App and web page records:

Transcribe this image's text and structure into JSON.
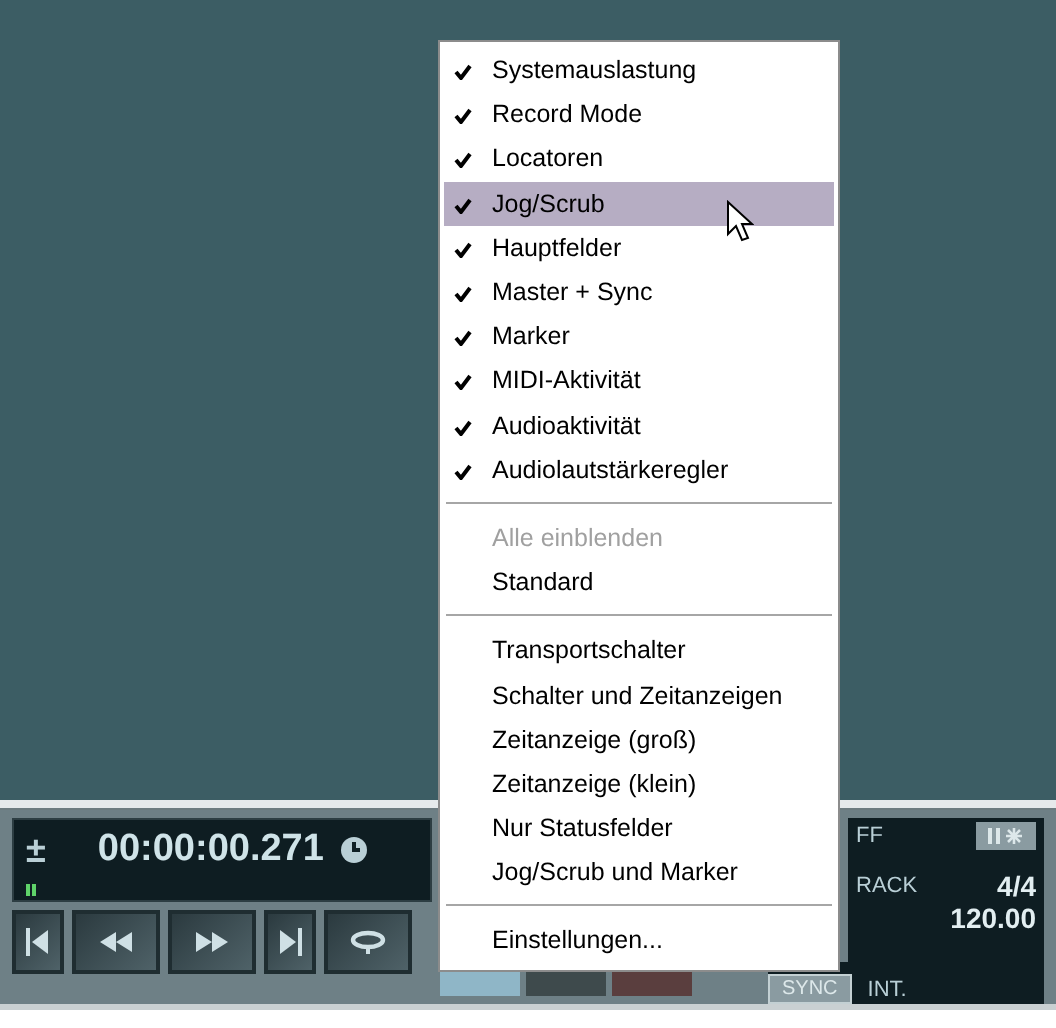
{
  "menu": {
    "items": [
      {
        "kind": "check",
        "label": "Systemauslastung",
        "checked": true,
        "selected": false,
        "disabled": false
      },
      {
        "kind": "check",
        "label": "Record Mode",
        "checked": true,
        "selected": false,
        "disabled": false
      },
      {
        "kind": "check",
        "label": "Locatoren",
        "checked": true,
        "selected": false,
        "disabled": false
      },
      {
        "kind": "check",
        "label": "Jog/Scrub",
        "checked": true,
        "selected": true,
        "disabled": false
      },
      {
        "kind": "check",
        "label": "Hauptfelder",
        "checked": true,
        "selected": false,
        "disabled": false
      },
      {
        "kind": "check",
        "label": "Master + Sync",
        "checked": true,
        "selected": false,
        "disabled": false
      },
      {
        "kind": "check",
        "label": "Marker",
        "checked": true,
        "selected": false,
        "disabled": false
      },
      {
        "kind": "check",
        "label": "MIDI-Aktivität",
        "checked": true,
        "selected": false,
        "disabled": false
      },
      {
        "kind": "check",
        "label": "Audioaktivität",
        "checked": true,
        "selected": false,
        "disabled": false
      },
      {
        "kind": "check",
        "label": "Audiolautstärkeregler",
        "checked": true,
        "selected": false,
        "disabled": false
      },
      {
        "kind": "separator"
      },
      {
        "kind": "plain",
        "label": "Alle einblenden",
        "selected": false,
        "disabled": true
      },
      {
        "kind": "plain",
        "label": "Standard",
        "selected": false,
        "disabled": false
      },
      {
        "kind": "separator"
      },
      {
        "kind": "plain",
        "label": "Transportschalter",
        "selected": false,
        "disabled": false
      },
      {
        "kind": "plain",
        "label": "Schalter und Zeitanzeigen",
        "selected": false,
        "disabled": false
      },
      {
        "kind": "plain",
        "label": "Zeitanzeige (groß)",
        "selected": false,
        "disabled": false
      },
      {
        "kind": "plain",
        "label": "Zeitanzeige (klein)",
        "selected": false,
        "disabled": false
      },
      {
        "kind": "plain",
        "label": "Nur Statusfelder",
        "selected": false,
        "disabled": false
      },
      {
        "kind": "plain",
        "label": "Jog/Scrub und Marker",
        "selected": false,
        "disabled": false
      },
      {
        "kind": "separator"
      },
      {
        "kind": "plain",
        "label": "Einstellungen...",
        "selected": false,
        "disabled": false
      }
    ]
  },
  "transport": {
    "plus_minus": "±",
    "time": "00:00:00.271",
    "status": {
      "click": "FF",
      "track": "RACK",
      "signature": "4/4",
      "tempo": "120.00",
      "sync": "SYNC",
      "sync_mode": "INT."
    }
  }
}
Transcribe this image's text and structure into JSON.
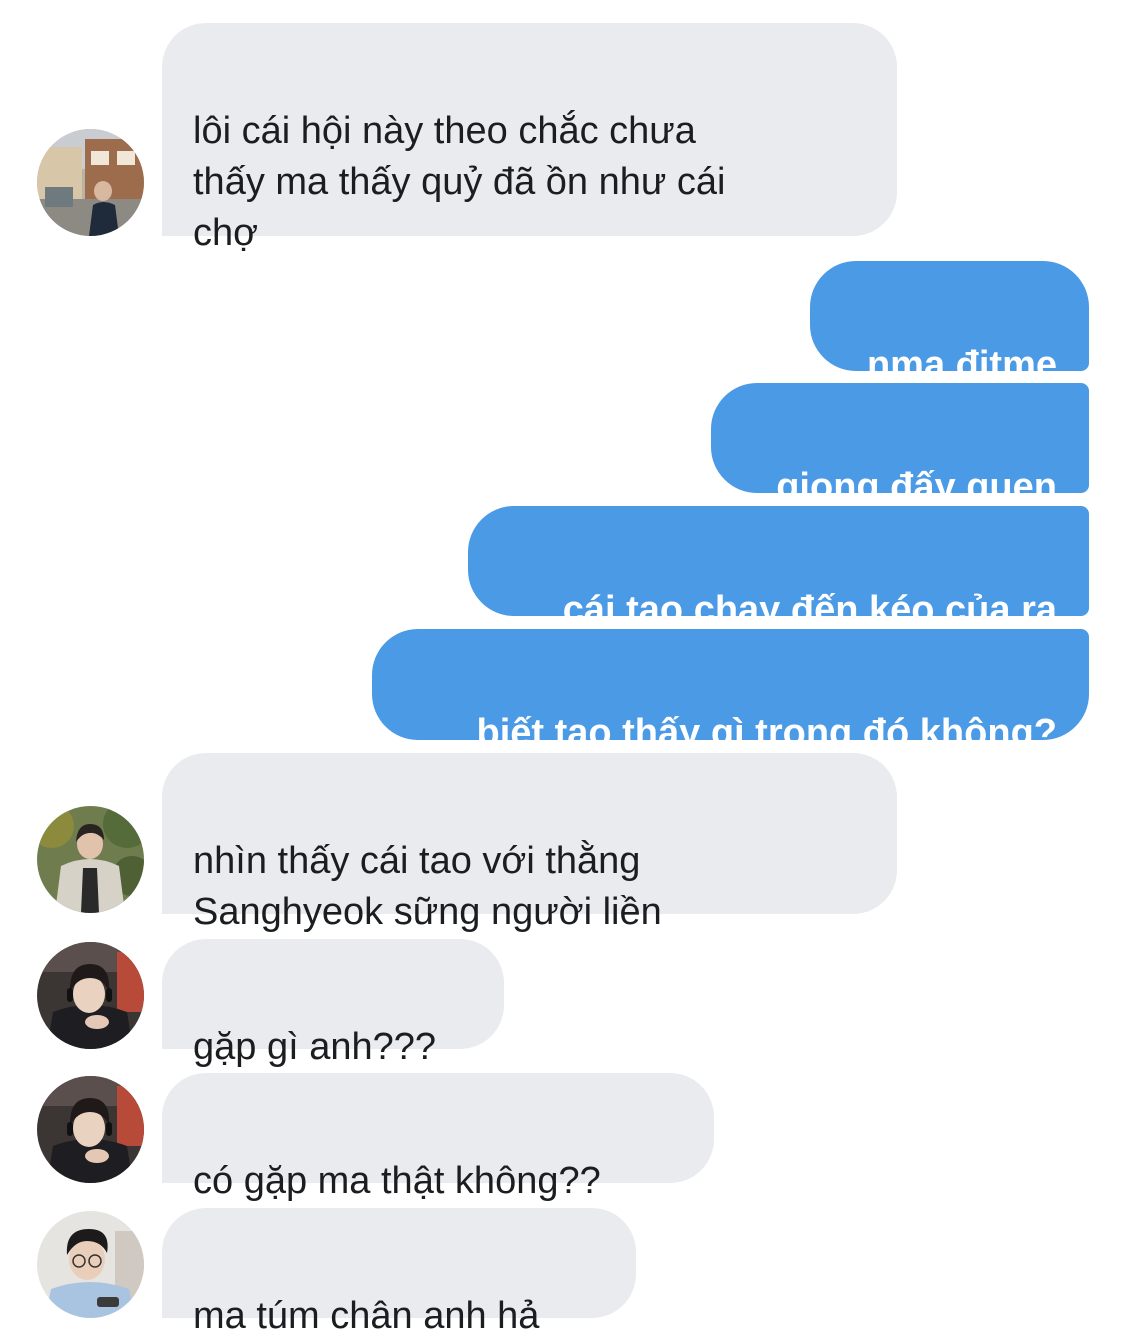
{
  "thread": {
    "messages": [
      {
        "sender": "other",
        "avatar": "avatar-street-photo",
        "text": "lôi cái hội này theo chắc chưa\nthấy ma thấy quỷ đã ồn như cái\nchợ"
      },
      {
        "sender": "me",
        "text": "nma đitme"
      },
      {
        "sender": "me",
        "text": "giọng đấy quen"
      },
      {
        "sender": "me",
        "text": "cái tao chạy đến kéo của ra"
      },
      {
        "sender": "me",
        "text": "biết tao thấy gì trong đó không?"
      },
      {
        "sender": "other",
        "avatar": "avatar-outdoor-photo",
        "text": "nhìn thấy cái tao với thằng\nSanghyeok sững người liền"
      },
      {
        "sender": "other",
        "avatar": "avatar-headset-photo",
        "text": "gặp gì anh???"
      },
      {
        "sender": "other",
        "avatar": "avatar-headset-photo",
        "text": "có gặp ma thật không??"
      },
      {
        "sender": "other",
        "avatar": "avatar-glasses-photo",
        "text": "ma túm chân anh hả"
      }
    ]
  },
  "colors": {
    "incoming_bubble": "#e9ebef",
    "outgoing_bubble": "#4b9ae6",
    "incoming_text": "#1b1d21",
    "outgoing_text": "#ffffff"
  }
}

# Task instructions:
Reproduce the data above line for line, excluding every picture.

# Answer box:
Transcribe this image's text and structure into JSON.
{
  "menu": {
    "items": [
      {
        "kind": "check",
        "label": "Systemauslastung",
        "checked": true,
        "selected": false,
        "disabled": false
      },
      {
        "kind": "check",
        "label": "Record Mode",
        "checked": true,
        "selected": false,
        "disabled": false
      },
      {
        "kind": "check",
        "label": "Locatoren",
        "checked": true,
        "selected": false,
        "disabled": false
      },
      {
        "kind": "check",
        "label": "Jog/Scrub",
        "checked": true,
        "selected": true,
        "disabled": false
      },
      {
        "kind": "check",
        "label": "Hauptfelder",
        "checked": true,
        "selected": false,
        "disabled": false
      },
      {
        "kind": "check",
        "label": "Master + Sync",
        "checked": true,
        "selected": false,
        "disabled": false
      },
      {
        "kind": "check",
        "label": "Marker",
        "checked": true,
        "selected": false,
        "disabled": false
      },
      {
        "kind": "check",
        "label": "MIDI-Aktivität",
        "checked": true,
        "selected": false,
        "disabled": false
      },
      {
        "kind": "check",
        "label": "Audioaktivität",
        "checked": true,
        "selected": false,
        "disabled": false
      },
      {
        "kind": "check",
        "label": "Audiolautstärkeregler",
        "checked": true,
        "selected": false,
        "disabled": false
      },
      {
        "kind": "separator"
      },
      {
        "kind": "plain",
        "label": "Alle einblenden",
        "selected": false,
        "disabled": true
      },
      {
        "kind": "plain",
        "label": "Standard",
        "selected": false,
        "disabled": false
      },
      {
        "kind": "separator"
      },
      {
        "kind": "plain",
        "label": "Transportschalter",
        "selected": false,
        "disabled": false
      },
      {
        "kind": "plain",
        "label": "Schalter und Zeitanzeigen",
        "selected": false,
        "disabled": false
      },
      {
        "kind": "plain",
        "label": "Zeitanzeige (groß)",
        "selected": false,
        "disabled": false
      },
      {
        "kind": "plain",
        "label": "Zeitanzeige (klein)",
        "selected": false,
        "disabled": false
      },
      {
        "kind": "plain",
        "label": "Nur Statusfelder",
        "selected": false,
        "disabled": false
      },
      {
        "kind": "plain",
        "label": "Jog/Scrub und Marker",
        "selected": false,
        "disabled": false
      },
      {
        "kind": "separator"
      },
      {
        "kind": "plain",
        "label": "Einstellungen...",
        "selected": false,
        "disabled": false
      }
    ]
  },
  "transport": {
    "plus_minus": "±",
    "time": "00:00:00.271",
    "status": {
      "click": "FF",
      "track": "RACK",
      "signature": "4/4",
      "tempo": "120.00",
      "sync": "SYNC",
      "sync_mode": "INT."
    }
  }
}
Transcribe this image's text and structure into JSON.
{
  "thread": {
    "messages": [
      {
        "sender": "other",
        "avatar": "avatar-street-photo",
        "text": "lôi cái hội này theo chắc chưa\nthấy ma thấy quỷ đã ồn như cái\nchợ"
      },
      {
        "sender": "me",
        "text": "nma đitme"
      },
      {
        "sender": "me",
        "text": "giọng đấy quen"
      },
      {
        "sender": "me",
        "text": "cái tao chạy đến kéo của ra"
      },
      {
        "sender": "me",
        "text": "biết tao thấy gì trong đó không?"
      },
      {
        "sender": "other",
        "avatar": "avatar-outdoor-photo",
        "text": "nhìn thấy cái tao với thằng\nSanghyeok sững người liền"
      },
      {
        "sender": "other",
        "avatar": "avatar-headset-photo",
        "text": "gặp gì anh???"
      },
      {
        "sender": "other",
        "avatar": "avatar-headset-photo",
        "text": "có gặp ma thật không??"
      },
      {
        "sender": "other",
        "avatar": "avatar-glasses-photo",
        "text": "ma túm chân anh hả"
      }
    ]
  },
  "colors": {
    "incoming_bubble": "#e9ebef",
    "outgoing_bubble": "#4b9ae6",
    "incoming_text": "#1b1d21",
    "outgoing_text": "#ffffff"
  }
}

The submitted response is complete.